1. “Moving” of original manuscripts to Munich

Christoph Freiherr von Aretin was sent to the Convent of Benediktbeuren in the course of secularisation in 1803 to transfer all valuable medieval manuscripts there to the Munich Court Library (today: Munich “Staatsbibliothek”). Among them was a manuscript with 119 leaves and 8 pictorial miniatures from the middle of the 13th century – mainly in Middle Latin, but also in Middle High German (Bavarian dialect) and French. This collection is preserved there under the title C(odex) l(atinus) m(onacensis) 4660 to this day.

2. Publication of the medieval collection in Stuttgart

The Germanist and court librarian Johann Andreas Schmeller (1785-1852) first published this collection as “Editio princeps” in the “Bibliothek des Literarischen Vereins in Stuttgart” in 1847 under the Latin title “CARMINA BURANA”. It means “Beurer Lieder” or “Songs from Benediktbeuren”. As an aside, it should be briefly noted that the “Stuttgarter Oratorienchor” was also founded in the same year as the “Verein für klassische Kirchenmusik” in Stuttgart.
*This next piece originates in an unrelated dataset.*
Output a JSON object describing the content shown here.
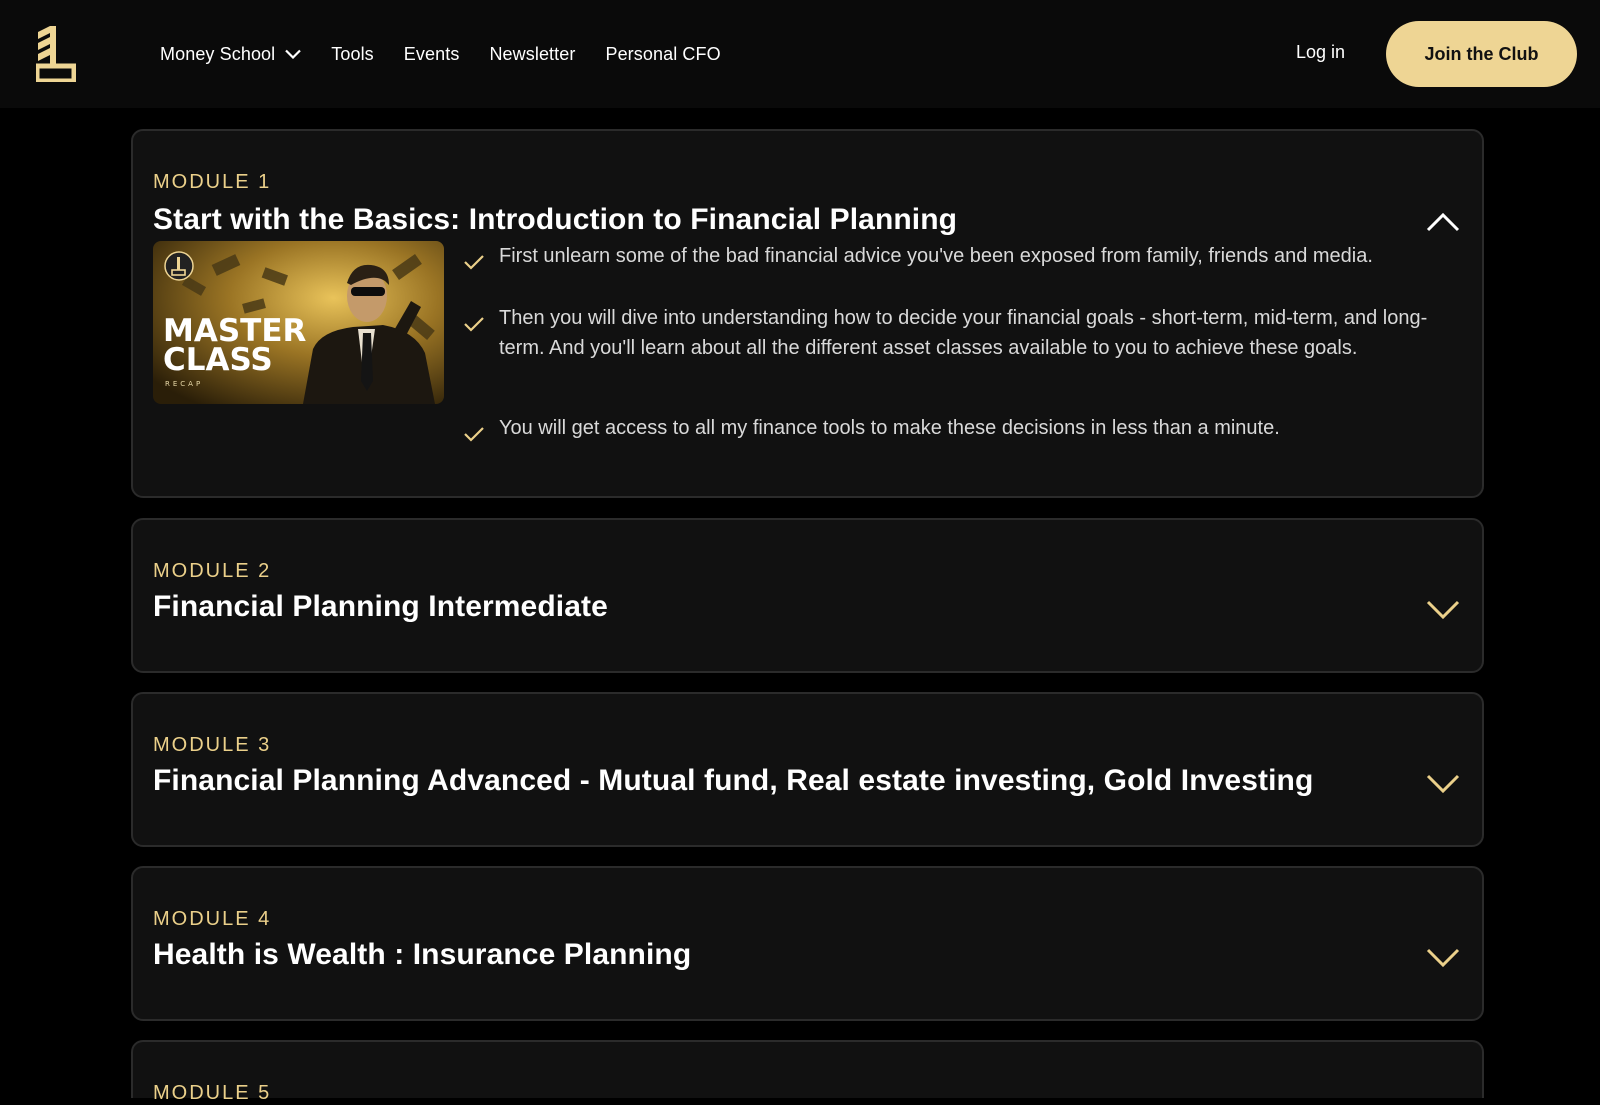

3. Inspiration from the image of the wheel of fortune

On Maundy Thursday 1934, Carl Orff happened to get his hands on the fourth edition of this collection by Schmeller. Opening this book, Orff saw on the first page the image of Fortuna with the wheel with the famous lines “O Fortuna velut luna statu variabilis…” underneath. Fascinated by this impression, the chorus “O Fortuna” and “Fortune plango” was already written as a score sketch in the following sleepless night. After a few days – on Easter morning – another chorus “Ecce gratum” had already been put on paper.

The beginning of the creation of a work of the century had been made. Carl Orff could hardly have imagined the unbelievable success of his work – and certainly not that a pop star (Michael Jackson) or a boxing world champion (Henry Maske) would one day take the stage to his music. Not to mention the questionable use of his music for advertising purposes for chocolate by a well-known company…